§ What to do
Take each line of the records below that contains the string "icon" and copy it.
[Opening Input data section]
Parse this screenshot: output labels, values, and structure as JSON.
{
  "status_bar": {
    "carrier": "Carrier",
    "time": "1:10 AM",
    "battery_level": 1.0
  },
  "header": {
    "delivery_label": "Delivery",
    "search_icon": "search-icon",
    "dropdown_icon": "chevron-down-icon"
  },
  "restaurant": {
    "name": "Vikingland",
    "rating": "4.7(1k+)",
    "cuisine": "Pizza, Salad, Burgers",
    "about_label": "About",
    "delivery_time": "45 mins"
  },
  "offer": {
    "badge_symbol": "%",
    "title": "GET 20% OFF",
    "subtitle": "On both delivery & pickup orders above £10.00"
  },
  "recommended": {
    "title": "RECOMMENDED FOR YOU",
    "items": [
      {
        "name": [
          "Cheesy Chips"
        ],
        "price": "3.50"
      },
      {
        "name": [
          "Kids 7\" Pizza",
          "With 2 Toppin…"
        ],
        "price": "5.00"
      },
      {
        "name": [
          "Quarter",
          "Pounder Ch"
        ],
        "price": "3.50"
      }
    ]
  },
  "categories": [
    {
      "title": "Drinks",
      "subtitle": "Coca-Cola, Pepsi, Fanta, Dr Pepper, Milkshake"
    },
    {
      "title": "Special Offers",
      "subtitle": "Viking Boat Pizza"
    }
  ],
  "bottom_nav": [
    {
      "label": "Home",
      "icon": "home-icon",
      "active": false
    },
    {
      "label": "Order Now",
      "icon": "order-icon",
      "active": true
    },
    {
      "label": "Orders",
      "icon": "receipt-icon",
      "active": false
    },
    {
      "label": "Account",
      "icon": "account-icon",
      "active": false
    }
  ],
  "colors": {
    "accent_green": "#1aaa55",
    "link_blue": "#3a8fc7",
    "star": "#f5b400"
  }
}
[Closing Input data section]
§ Response
    "search_icon": "search-icon",
    "dropdown_icon": "chevron-down-icon"
      "icon": "home-icon",
      "icon": "order-icon",
      "icon": "receipt-icon",
      "icon": "account-icon",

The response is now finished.